Problem to work on —
Gather every line of the entries that includes the word "Enter".
□ □ □ □
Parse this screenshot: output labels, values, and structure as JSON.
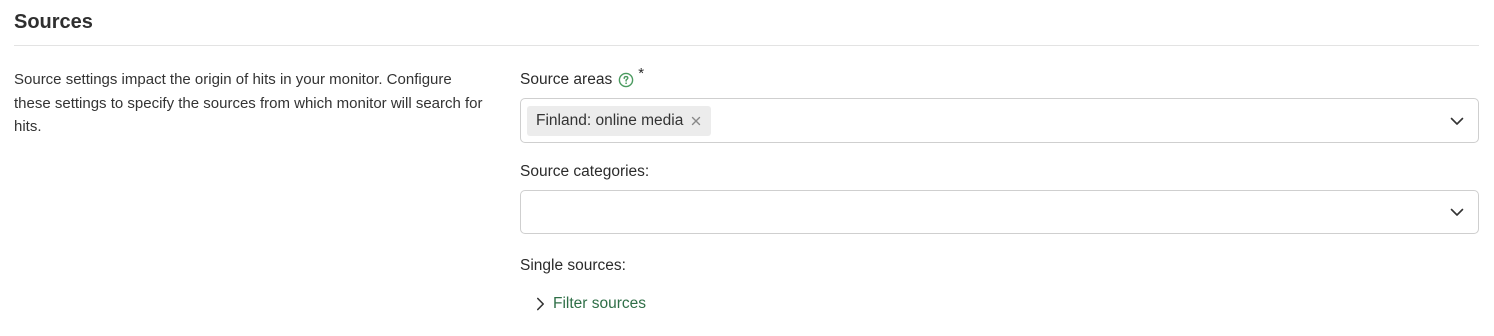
{
  "section": {
    "title": "Sources",
    "description": "Source settings impact the origin of hits in your monitor. Configure these settings to specify the sources from which monitor will search for hits."
  },
  "fields": {
    "source_areas": {
      "label": "Source areas",
      "required_mark": "*",
      "help_icon": "question-circle-icon",
      "selected": [
        "Finland: online media"
      ]
    },
    "source_categories": {
      "label": "Source categories:",
      "selected": []
    },
    "single_sources": {
      "label": "Single sources:",
      "filter_label": "Filter sources"
    }
  },
  "colors": {
    "accent_green": "#2f6f47",
    "help_icon_green": "#4a9a5f",
    "border": "#cfcfcf",
    "chip_bg": "#ececec"
  }
}
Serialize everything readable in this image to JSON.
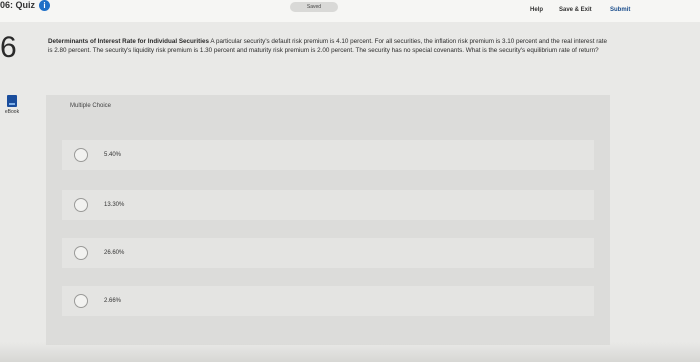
{
  "header": {
    "quiz_title": "06: Quiz",
    "saved_label": "Saved",
    "help_label": "Help",
    "save_exit_label": "Save & Exit",
    "submit_label": "Submit"
  },
  "question": {
    "number": "6",
    "title": "Determinants of Interest Rate for Individual Securities",
    "body": " A particular security's default risk premium is 4.10 percent. For all securities, the inflation risk premium is 3.10 percent and the real interest rate is 2.80 percent. The security's liquidity risk premium is 1.30 percent and maturity risk premium is 2.00 percent. The security has no special covenants. What is the security's equilibrium rate of return?"
  },
  "sidebar": {
    "ebook_label": "eBook"
  },
  "answers": {
    "type_label": "Multiple Choice",
    "choices": [
      {
        "label": "5.40%"
      },
      {
        "label": "13.30%"
      },
      {
        "label": "26.60%"
      },
      {
        "label": "2.66%"
      }
    ]
  },
  "colors": {
    "accent": "#1f6fc7",
    "ebook_icon": "#1a4d9c"
  }
}
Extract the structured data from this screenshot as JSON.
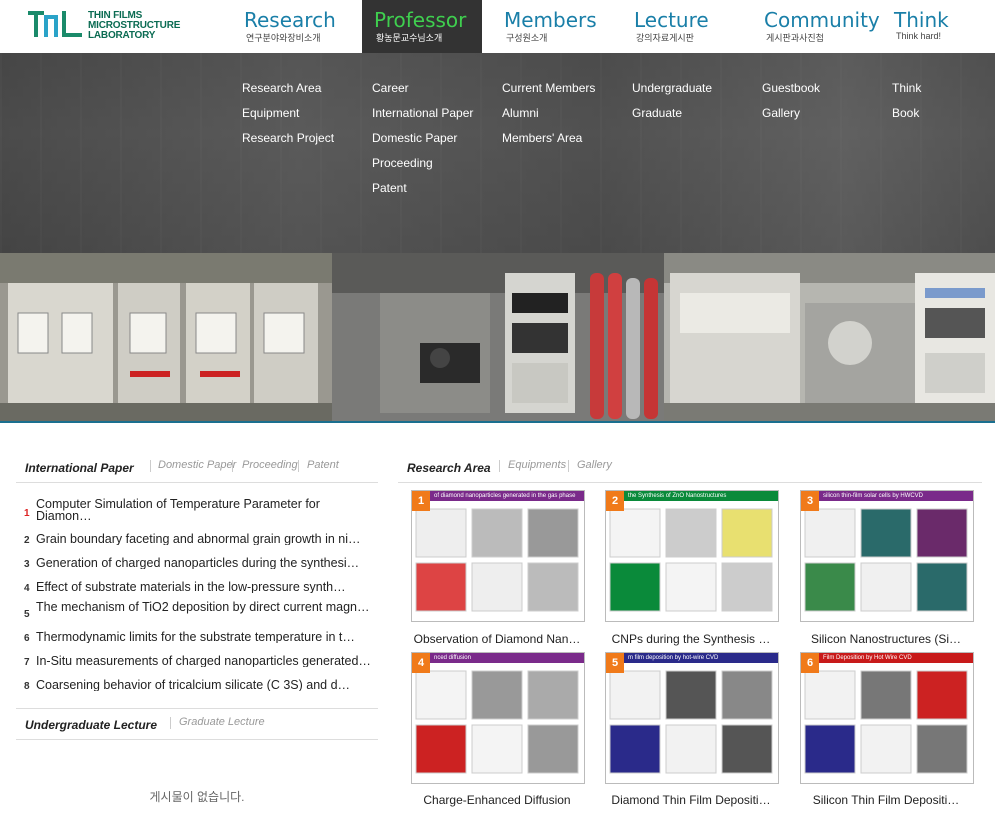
{
  "logo": {
    "line1": "THIN FILMS",
    "line2": "MICROSTRUCTURE",
    "line3": "LABORATORY",
    "mark": "TFML"
  },
  "nav": [
    {
      "en": "Research",
      "ko": "연구분야와장비소개"
    },
    {
      "en": "Professor",
      "ko": "황농문교수님소개"
    },
    {
      "en": "Members",
      "ko": "구성원소개"
    },
    {
      "en": "Lecture",
      "ko": "강의자료게시판"
    },
    {
      "en": "Community",
      "ko": "게시판과사진첩"
    },
    {
      "en": "Think",
      "ko": "Think hard!"
    }
  ],
  "mega": [
    [
      "Research Area",
      "Equipment",
      "Research Project"
    ],
    [
      "Career",
      "International Paper",
      "Domestic Paper",
      "Proceeding",
      "Patent"
    ],
    [
      "Current Members",
      "Alumni",
      "Members' Area"
    ],
    [
      "Undergraduate",
      "Graduate"
    ],
    [
      "Guestbook",
      "Gallery"
    ],
    [
      "Think",
      "Book"
    ]
  ],
  "papers": {
    "tab_active": "International Paper",
    "tabs": [
      "Domestic Paper",
      "Proceeding",
      "Patent"
    ],
    "items": [
      {
        "num": "1",
        "title": "Computer Simulation of Temperature Parameter for Diamon…"
      },
      {
        "num": "2",
        "title": "Grain boundary faceting and abnormal grain growth in ni…"
      },
      {
        "num": "3",
        "title": "Generation of charged nanoparticles during the synthesi…"
      },
      {
        "num": "4",
        "title": "Effect of substrate materials in the low-pressure synth…"
      },
      {
        "num": "5",
        "title": "The mechanism of TiO2 deposition by direct current magn…"
      },
      {
        "num": "6",
        "title": "Thermodynamic limits for the substrate temperature in t…"
      },
      {
        "num": "7",
        "title": "In-Situ measurements of charged nanoparticles generated…"
      },
      {
        "num": "8",
        "title": "Coarsening behavior of tricalcium silicate (C 3S) and d…"
      }
    ]
  },
  "lecture": {
    "tab_active": "Undergraduate Lecture",
    "tabs": [
      "Graduate Lecture"
    ],
    "empty": "게시물이 없습니다."
  },
  "research": {
    "tab_active": "Research Area",
    "tabs": [
      "Equipments",
      "Gallery"
    ],
    "items": [
      {
        "num": "1",
        "title": "Observation of Diamond Nan…",
        "header": "of diamond nanoparticles generated in the gas phase",
        "color": "#7a2a8a"
      },
      {
        "num": "2",
        "title": "CNPs during the Synthesis …",
        "header": "the Synthesis of ZnO Nanostructures",
        "color": "#0a8a3a"
      },
      {
        "num": "3",
        "title": "Silicon Nanostructures (Si…",
        "header": "silicon thin-film solar cells by HWCVD",
        "color": "#7a2a8a"
      },
      {
        "num": "4",
        "title": "Charge-Enhanced Diffusion",
        "header": "nced diffusion",
        "color": "#7a2a8a"
      },
      {
        "num": "5",
        "title": "Diamond Thin Film Depositi…",
        "header": "m film deposition by hot-wire CVD",
        "color": "#2a2a8a"
      },
      {
        "num": "6",
        "title": "Silicon Thin Film Depositi…",
        "header": "Film Deposition by Hot Wire CVD",
        "color": "#c81a1a"
      }
    ]
  }
}
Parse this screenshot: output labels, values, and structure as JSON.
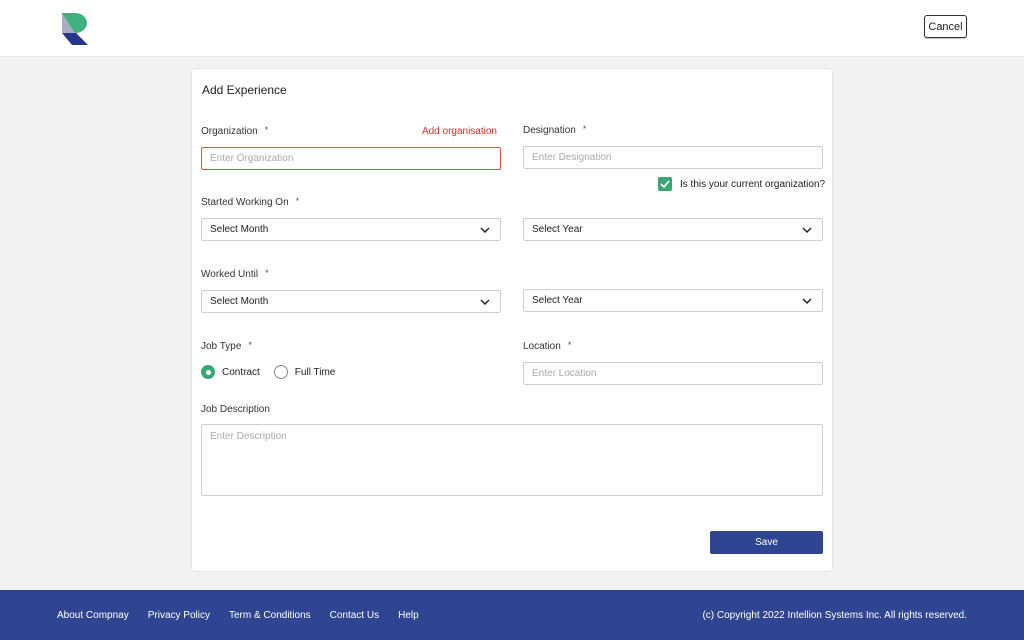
{
  "header": {
    "logo": "intellion-logo",
    "cancel_label": "Cancel"
  },
  "form": {
    "title": "Add Experience",
    "required_marker": "*",
    "organization": {
      "label": "Organization",
      "placeholder": "Enter Organization",
      "value": "",
      "add_link": "Add organisation",
      "error": true
    },
    "designation": {
      "label": "Designation",
      "placeholder": "Enter Designation",
      "value": ""
    },
    "current_org": {
      "label": "Is this your current organization?",
      "checked": true
    },
    "started_working_on": {
      "label": "Started Working On",
      "month": "Select Month",
      "year": "Select Year"
    },
    "worked_until": {
      "label": "Worked Until",
      "month": "Select Month",
      "year": "Select Year"
    },
    "job_type": {
      "label": "Job Type",
      "options": [
        {
          "label": "Contract",
          "selected": true
        },
        {
          "label": "Full Time",
          "selected": false
        }
      ]
    },
    "location": {
      "label": "Location",
      "placeholder": "Enter Location",
      "value": ""
    },
    "job_description": {
      "label": "Job Description",
      "placeholder": "Enter Description",
      "value": ""
    },
    "save_label": "Save"
  },
  "footer": {
    "links": [
      "About Compnay",
      "Privacy Policy",
      "Term & Conditions",
      "Contact Us",
      "Help"
    ],
    "copyright": "(c) Copyright 2022 Intellion Systems Inc. All rights reserved."
  },
  "colors": {
    "brand_blue": "#2f4591",
    "accent_green": "#3aa776",
    "error_red": "#d32f2f"
  }
}
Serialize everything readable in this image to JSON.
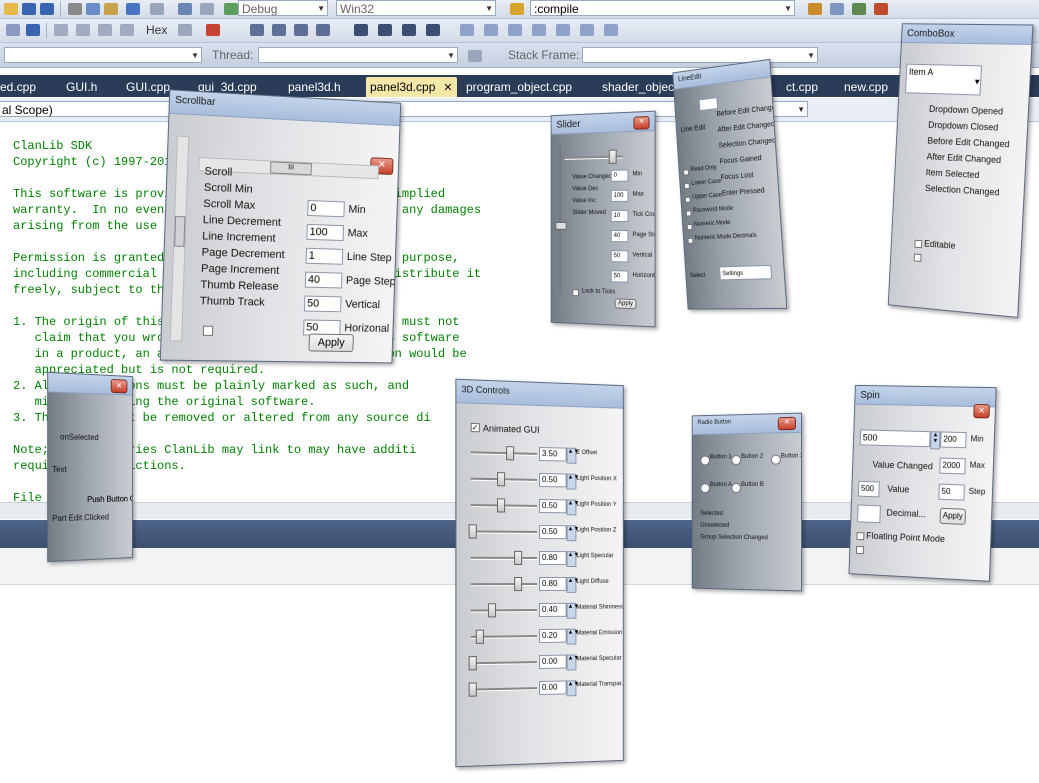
{
  "toolbar": {
    "hex_label": "Hex",
    "config_combo": "Debug",
    "platform_combo": "Win32",
    "find_combo": ":compile",
    "thread_label": "Thread:",
    "stack_frame_label": "Stack Frame:"
  },
  "tabs": [
    {
      "label": "ed.cpp"
    },
    {
      "label": "GUI.h"
    },
    {
      "label": "GUI.cpp"
    },
    {
      "label": "gui_3d.cpp"
    },
    {
      "label": "panel3d.h"
    },
    {
      "label": "panel3d.cpp",
      "active": true
    },
    {
      "label": "program_object.cpp"
    },
    {
      "label": "shader_object.h"
    },
    {
      "label": "ct.cpp"
    },
    {
      "label": "new.cpp"
    }
  ],
  "active_tab_close": "✕",
  "scope_combo": "al Scope)",
  "code_lines": [
    "ClanLib SDK",
    "Copyright (c) 1997-201",
    "",
    "This software is provi                            or implied",
    "warranty.  In no event                            for any damages",
    "arising from the use o",
    "",
    "Permission is granted                             any purpose,",
    "including commercial a                            redistribute it",
    "freely, subject to the",
    "",
    "1. The origin of this                         ed; you must not",
    "   claim that you wrot                        se this software",
    "   in a product, an ac                        entation would be",
    "   appreciated but is not required.",
    "2. Al      versions must be plainly marked as such, and ",
    "   mi      as being the original software.",
    "3. Th       y not be removed or altered from any source di",
    "",
    "Note;      libraries ClanLib may link to may have additi",
    "requi       estrictions.",
    "",
    "File"
  ],
  "scrollbar_panel": {
    "title": "Scrollbar",
    "events": [
      "Scroll",
      "Scroll Min",
      "Scroll Max",
      "Line Decrement",
      "Line Increment",
      "Page Decrement",
      "Page Increment",
      "Thumb Release",
      "Thumb Track"
    ],
    "fields": [
      {
        "value": "0",
        "label": "Min"
      },
      {
        "value": "100",
        "label": "Max"
      },
      {
        "value": "1",
        "label": "Line Step"
      },
      {
        "value": "40",
        "label": "Page Step"
      },
      {
        "value": "50",
        "label": "Vertical"
      },
      {
        "value": "50",
        "label": "Horizonal"
      }
    ],
    "apply": "Apply",
    "hscroll_thumb": "III"
  },
  "slider_panel": {
    "title": "Slider",
    "events": [
      "Value Changed",
      "Value Dec",
      "Value Inc",
      "Slider Moved"
    ],
    "fields": [
      {
        "value": "0",
        "label": "Min"
      },
      {
        "value": "100",
        "label": "Max"
      },
      {
        "value": "10",
        "label": "Tick Count"
      },
      {
        "value": "40",
        "label": "Page Step"
      },
      {
        "value": "50",
        "label": "Vertical"
      },
      {
        "value": "50",
        "label": "Horizonta"
      }
    ],
    "lock": "Lock to Ticks",
    "apply": "Apply"
  },
  "lineedit_panel": {
    "title": "LineEdit",
    "field_label": "Line Edit",
    "options": [
      "Read Only",
      "Lower Case",
      "Upper Case",
      "Password Mode",
      "Numeric Mode",
      "Numeric Mode Decimals"
    ],
    "events": [
      "Before Edit Changed",
      "After Edit Changed",
      "Selection Changed",
      "Focus Gained",
      "Focus Lost",
      "Enter Pressed"
    ],
    "bottom_label": "Select",
    "bottom_combo": "Settings"
  },
  "combobox_panel": {
    "title": "ComboBox",
    "selected": "Item A",
    "events": [
      "Dropdown Opened",
      "Dropdown Closed",
      "Before Edit Changed",
      "After Edit Changed",
      "Item Selected",
      "Selection Changed"
    ],
    "editable": "Editable"
  },
  "pushbutton_panel": {
    "labels": [
      "onSelected",
      "Text",
      "Push Button Clicked",
      "Part Edit Clicked"
    ]
  },
  "controls3d_panel": {
    "title": "3D Controls",
    "animated": "Animated GUI",
    "rows": [
      {
        "value": "3.50",
        "label": "Z Offset",
        "pos": 0.6
      },
      {
        "value": "0.50",
        "label": "Light Position X",
        "pos": 0.45
      },
      {
        "value": "0.50",
        "label": "Light Position Y",
        "pos": 0.45
      },
      {
        "value": "0.50",
        "label": "Light Position Z",
        "pos": 0.0
      },
      {
        "value": "0.80",
        "label": "Light Specular",
        "pos": 0.72
      },
      {
        "value": "0.80",
        "label": "Light Diffuse",
        "pos": 0.72
      },
      {
        "value": "0.40",
        "label": "Material Shininess",
        "pos": 0.3
      },
      {
        "value": "0.20",
        "label": "Material Emission",
        "pos": 0.12
      },
      {
        "value": "0.00",
        "label": "Material Specular",
        "pos": 0.0
      },
      {
        "value": "0.00",
        "label": "Material Transpar...",
        "pos": 0.0
      }
    ]
  },
  "radiobutton_panel": {
    "title": "Radio Button",
    "radios": [
      "Button 1",
      "Button 2",
      "Button 3",
      "Button A",
      "Button B"
    ],
    "events": [
      "Selected",
      "Unselected",
      "Group Selection Changed"
    ]
  },
  "spin_panel": {
    "title": "Spin",
    "spin_value": "500",
    "fields": [
      {
        "value": "200",
        "label": "Min"
      },
      {
        "value": "2000",
        "label": "Max"
      },
      {
        "value": "50",
        "label": "Step"
      }
    ],
    "value_changed": "Value Changed",
    "value_field": "500",
    "value_label": "Value",
    "decimal_field": "",
    "decimal_label": "Decimal...",
    "apply": "Apply",
    "floating": "Floating Point Mode"
  }
}
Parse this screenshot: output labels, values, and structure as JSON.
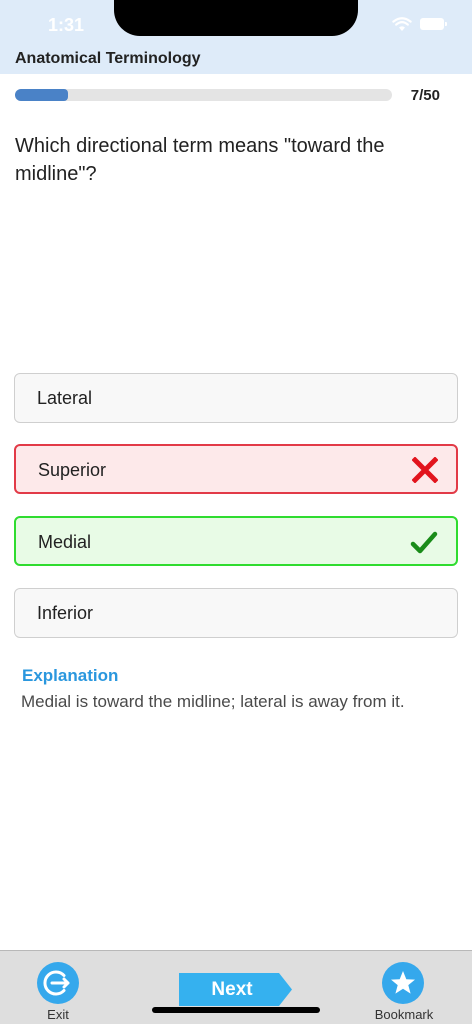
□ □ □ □
Output for this task —
      "placeholder": "Enter Organization",
      "placeholder": "Enter Designation",
      "placeholder": "Enter Location",
      "placeholder": "Enter Description",
      "Enter Pressed"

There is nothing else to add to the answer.